Stigmatizing Beliefs towards People with Mental Illness in Lithuanian and US Psychology Students
Aistė Pranckevičienė, PhD; Kristina Žardeckaitė-Matulaitienė, PhD; Auksė Endriulaitienė, PhD; Rasa Markšaitytė, PhD; Douglas R. Tillman, PhD; David D. Hof, PhD

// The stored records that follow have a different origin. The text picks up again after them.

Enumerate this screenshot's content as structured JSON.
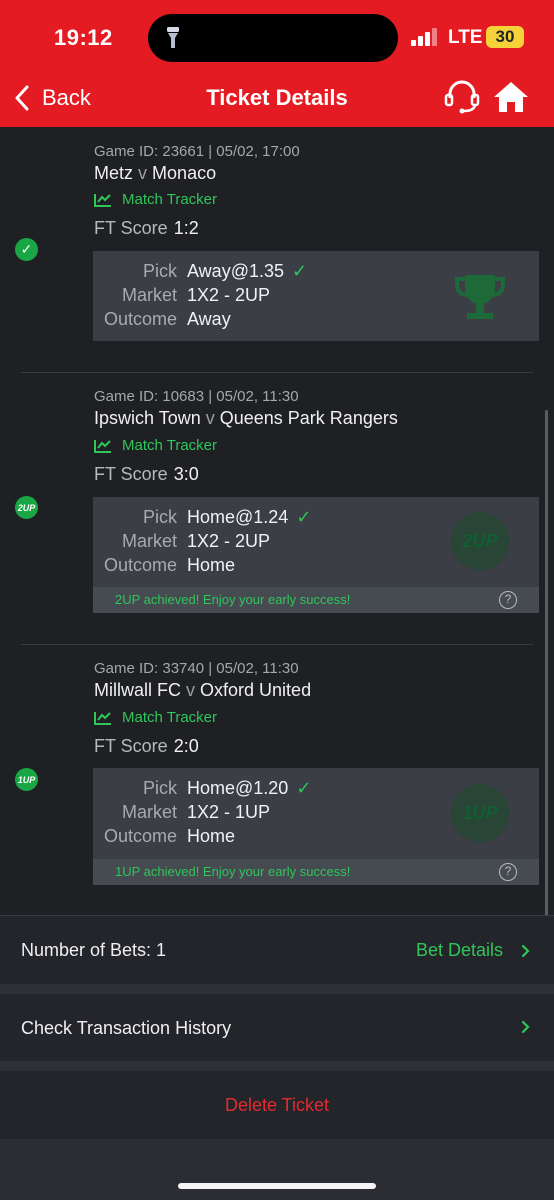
{
  "status": {
    "time": "19:12",
    "network": "LTE",
    "battery": "30"
  },
  "nav": {
    "back_label": "Back",
    "title": "Ticket Details"
  },
  "bets": [
    {
      "game_id": "Game ID: 23661 | 05/02, 17:00",
      "home": "Metz",
      "vs": "v",
      "away": "Monaco",
      "tracker": "Match Tracker",
      "score_label": "FT Score",
      "score": "1:2",
      "pick_label": "Pick",
      "pick": "Away@1.35",
      "market_label": "Market",
      "market": "1X2 - 2UP",
      "outcome_label": "Outcome",
      "outcome": "Away",
      "status_badge": "✓",
      "watermark": "🏆",
      "achievement": ""
    },
    {
      "game_id": "Game ID: 10683 | 05/02, 11:30",
      "home": "Ipswich Town",
      "vs": "v",
      "away": "Queens Park Rangers",
      "tracker": "Match Tracker",
      "score_label": "FT Score",
      "score": "3:0",
      "pick_label": "Pick",
      "pick": "Home@1.24",
      "market_label": "Market",
      "market": "1X2 - 2UP",
      "outcome_label": "Outcome",
      "outcome": "Home",
      "status_badge": "2UP",
      "watermark": "2UP",
      "achievement": "2UP achieved! Enjoy your early success!"
    },
    {
      "game_id": "Game ID: 33740 | 05/02, 11:30",
      "home": "Millwall FC",
      "vs": "v",
      "away": "Oxford United",
      "tracker": "Match Tracker",
      "score_label": "FT Score",
      "score": "2:0",
      "pick_label": "Pick",
      "pick": "Home@1.20",
      "market_label": "Market",
      "market": "1X2 - 1UP",
      "outcome_label": "Outcome",
      "outcome": "Home",
      "status_badge": "1UP",
      "watermark": "1UP",
      "achievement": "1UP achieved! Enjoy your early success!"
    }
  ],
  "summary": {
    "bets_count_label": "Number of Bets: 1",
    "details_label": "Bet Details"
  },
  "transactions": {
    "label": "Check Transaction History"
  },
  "delete": {
    "label": "Delete Ticket"
  },
  "colors": {
    "brand_red": "#e41b23",
    "success_green": "#2fc65a",
    "background": "#1e2024"
  }
}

Introduction: Professional education of mental health specialists seeks not only to develop knowledge and skills, but also to keep from forming stigmatized attitudes towards their patients. Aim. This study aimed to compare psychology students’ stigmatizing beliefs in two countries: Lithuania and the US. Method: A total of 528 psychology students (110 from the US and 418 from Lithuania) participated in this cross-sectional survey. Students answered questions relating to distancing from people with mental illness, emotional reactions, causal attributions and community attitudes towards mentally ill individuals. Results: Lithuanian psychology students reported a stronger desire for social distance, expressed more fear, anger and pity, and were less optimistic about the possibilities of personal control of illness than US students. In both countries, social distance decreased, and support to community mental health care increased with education. However, only minor changes were observed in emotional reactions and cognitive beliefs about mental illness. Fear and anger significantly correlated with disagreement of community mental health care ideology and social distance. Discussion and implications for practice: Results illustrate that culture is important in stigmatizing attitudes despite of professional education. Affective dimensions of stigmatizing beliefs might be a special target planning anti-stigma interventions for mental health professionals.

Full Text: PDF     DOI: 10.15640/jpbs.v8n1a4